Debra Granik, who is flying into Cannes for Sunday’s Directors Fortnight screening of her acclaimed drama Leave No Trace, will be on the Croisette to take meetings on her upcoming Nickel And Dimed.
The narrative project marks the latest entry in Granik’s oeuvre about marginalised figures in US society. It is based on author and political activist Barbara Ehrenreich’s 2001 book Nickel And Dimed: On (Not) Getting By In America.
The book explores the impact of the 1996 Welfare Reform Act on the working poor in the US. Granik has an early script and referenced Ken Loach’s I, Daniel Blake as she looks to bring on partners and attract financing for the project.
“It’s about the lives of ordinary working Americans in the service economy,” she said. “It doesn’t dwell on their ‘down-and-outness’; it’s about that thing that gets people back up again. I call this a love letter to New Jersey.
“There’s this dirty four-letter word in our country [the US] – poor. It freaks us out.

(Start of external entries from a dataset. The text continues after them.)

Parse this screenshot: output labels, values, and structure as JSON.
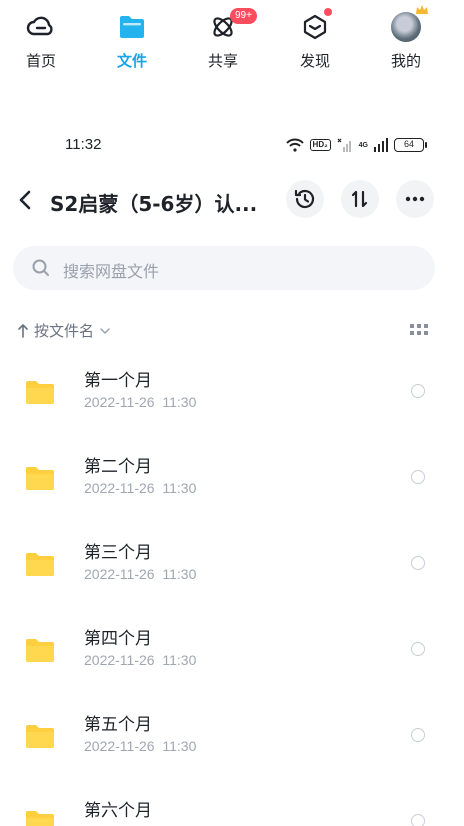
{
  "tabs": [
    {
      "label": "首页",
      "icon": "cloud-home-icon"
    },
    {
      "label": "文件",
      "icon": "folder-icon",
      "active": true
    },
    {
      "label": "共享",
      "icon": "share-atom-icon",
      "badge": "99+"
    },
    {
      "label": "发现",
      "icon": "discover-cube-icon",
      "dot": true
    },
    {
      "label": "我的",
      "icon": "avatar"
    }
  ],
  "status": {
    "time": "11:32",
    "hd": "HD₂",
    "net": "4G",
    "battery": "64"
  },
  "header": {
    "title": "S2启蒙（5-6岁）认..."
  },
  "search": {
    "placeholder": "搜索网盘文件"
  },
  "sort": {
    "label": "按文件名"
  },
  "files": [
    {
      "name": "第一个月",
      "date": "2022-11-26  11:30"
    },
    {
      "name": "第二个月",
      "date": "2022-11-26  11:30"
    },
    {
      "name": "第三个月",
      "date": "2022-11-26  11:30"
    },
    {
      "name": "第四个月",
      "date": "2022-11-26  11:30"
    },
    {
      "name": "第五个月",
      "date": "2022-11-26  11:30"
    },
    {
      "name": "第六个月",
      "date": ""
    }
  ],
  "colors": {
    "accent": "#1aa3e8",
    "badge": "#ff4d5e",
    "folder": "#ffcf3f"
  }
}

Its hard to depict people who don’t always have a nice day, but you can’t help but love them.”
Granik is also finishing a documentary focusing on a group of men in the New York area as they attempt to reassimilate into society after incarceration.
Leave No Trace stars Ben Foster and newcomer Thomsin McKenzie as father and daughter living off the grid in the Forest Park nature reserve near Portland, Oregon, whose lives are changed when they are detected by park rangers.